==== Supplied data ====

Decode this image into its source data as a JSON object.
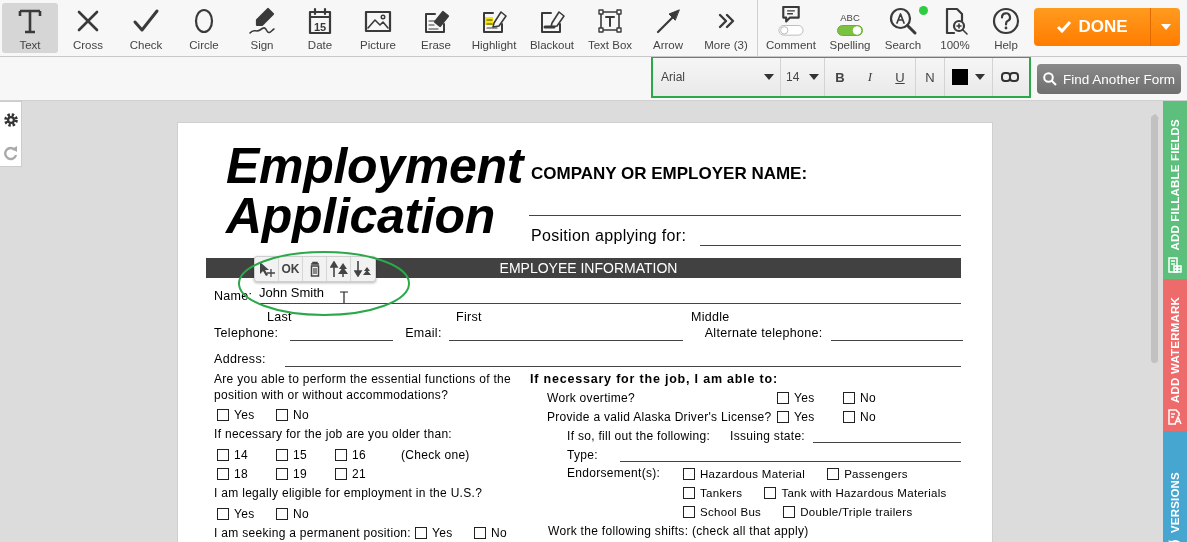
{
  "toolbar": {
    "tools": [
      {
        "label": "Text",
        "kind": "text",
        "selected": true
      },
      {
        "label": "Cross",
        "kind": "cross",
        "selected": false
      },
      {
        "label": "Check",
        "kind": "check",
        "selected": false
      },
      {
        "label": "Circle",
        "kind": "circle",
        "selected": false
      },
      {
        "label": "Sign",
        "kind": "sign",
        "selected": false
      },
      {
        "label": "Date",
        "kind": "date",
        "icon_text": "15",
        "selected": false
      },
      {
        "label": "Picture",
        "kind": "picture",
        "selected": false
      },
      {
        "label": "Erase",
        "kind": "erase",
        "selected": false
      },
      {
        "label": "Highlight",
        "kind": "highlight",
        "selected": false
      },
      {
        "label": "Blackout",
        "kind": "blackout",
        "selected": false
      },
      {
        "label": "Text Box",
        "kind": "textbox",
        "selected": false
      },
      {
        "label": "Arrow",
        "kind": "arrow",
        "selected": false
      },
      {
        "label": "More (3)",
        "kind": "more",
        "selected": false
      }
    ],
    "actions": [
      {
        "label": "Comment",
        "kind": "comment",
        "on": false
      },
      {
        "label": "Spelling",
        "kind": "spelling",
        "caption": "ABC",
        "on": true
      },
      {
        "label": "Search",
        "kind": "search",
        "notification": true
      },
      {
        "label": "100%",
        "kind": "zoom"
      },
      {
        "label": "Help",
        "kind": "help"
      }
    ],
    "done_button": {
      "label": "DONE"
    }
  },
  "format_bar": {
    "font": "Arial",
    "size": "14",
    "color": "#000000",
    "styles": [
      {
        "label": "B",
        "kind": "bold"
      },
      {
        "label": "I",
        "kind": "italic"
      },
      {
        "label": "U",
        "kind": "underline"
      },
      {
        "label": "N",
        "kind": "normal"
      }
    ],
    "find_button": {
      "label": "Find Another Form"
    }
  },
  "side_tabs": [
    {
      "label": "ADD FILLABLE FIELDS",
      "kind": "fields",
      "color": "#5cbf7b"
    },
    {
      "label": "ADD WATERMARK",
      "kind": "watermark",
      "color": "#ee6b6b"
    },
    {
      "label": "VERSIONS",
      "kind": "versions",
      "color": "#46a6cf"
    }
  ],
  "document": {
    "title": "Employment Application",
    "company_label": "COMPANY OR EMPLOYER NAME:",
    "position_label": "Position applying for:",
    "section_heading": "EMPLOYEE INFORMATION",
    "edit_popup": {
      "ok_label": "OK"
    },
    "text_entry": {
      "value": "John Smith"
    },
    "name_label": "Name:",
    "name_parts": [
      "Last",
      "First",
      "Middle"
    ],
    "contact_fields": [
      "Telephone:",
      "Email:",
      "Alternate telephone:"
    ],
    "address_label": "Address:",
    "left_column": [
      {
        "kind": "text",
        "text": "Are you able to perform the essential functions of the position with or without accommodations?"
      },
      {
        "kind": "options",
        "options": [
          {
            "label": "Yes",
            "checked": false
          },
          {
            "label": "No",
            "checked": false
          }
        ]
      },
      {
        "kind": "text",
        "text": "If necessary for the job are you older than:"
      },
      {
        "kind": "options",
        "options": [
          {
            "label": "14",
            "checked": false
          },
          {
            "label": "15",
            "checked": false
          },
          {
            "label": "16",
            "checked": false
          }
        ],
        "note": "(Check one)"
      },
      {
        "kind": "options",
        "options": [
          {
            "label": "18",
            "checked": false
          },
          {
            "label": "19",
            "checked": false
          },
          {
            "label": "21",
            "checked": false
          }
        ]
      },
      {
        "kind": "text",
        "text": "I am legally eligible for employment in the U.S.?"
      },
      {
        "kind": "options",
        "options": [
          {
            "label": "Yes",
            "checked": false
          },
          {
            "label": "No",
            "checked": false
          }
        ]
      },
      {
        "kind": "question",
        "text": "I am seeking a permanent position:",
        "options": [
          {
            "label": "Yes",
            "checked": false
          },
          {
            "label": "No",
            "checked": false
          }
        ]
      }
    ],
    "right_column": [
      {
        "kind": "heading",
        "text": "If necessary for the job, I am able to:"
      },
      {
        "kind": "question",
        "text": "Work overtime?",
        "options": [
          {
            "label": "Yes",
            "checked": false
          },
          {
            "label": "No",
            "checked": false
          }
        ]
      },
      {
        "kind": "question",
        "text": "Provide a valid Alaska Driver's License?",
        "options": [
          {
            "label": "Yes",
            "checked": false
          },
          {
            "label": "No",
            "checked": false
          }
        ]
      },
      {
        "kind": "fill",
        "text": "If so, fill out the following:",
        "field_label": "Issuing state:"
      },
      {
        "kind": "fill",
        "text": "Type:"
      },
      {
        "kind": "endorsements",
        "text": "Endorsement(s):",
        "rows": [
          [
            {
              "label": "Hazardous Material",
              "checked": false
            },
            {
              "label": "Passengers",
              "checked": false
            }
          ],
          [
            {
              "label": "Tankers",
              "checked": false
            },
            {
              "label": "Tank with Hazardous Materials",
              "checked": false
            }
          ],
          [
            {
              "label": "School Bus",
              "checked": false
            },
            {
              "label": "Double/Triple trailers",
              "checked": false
            }
          ]
        ]
      },
      {
        "kind": "text",
        "text": "Work the following shifts: (check all that apply)"
      }
    ]
  }
}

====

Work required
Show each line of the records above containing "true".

Completed task
        "selected": true
        "on": true
        "notification": true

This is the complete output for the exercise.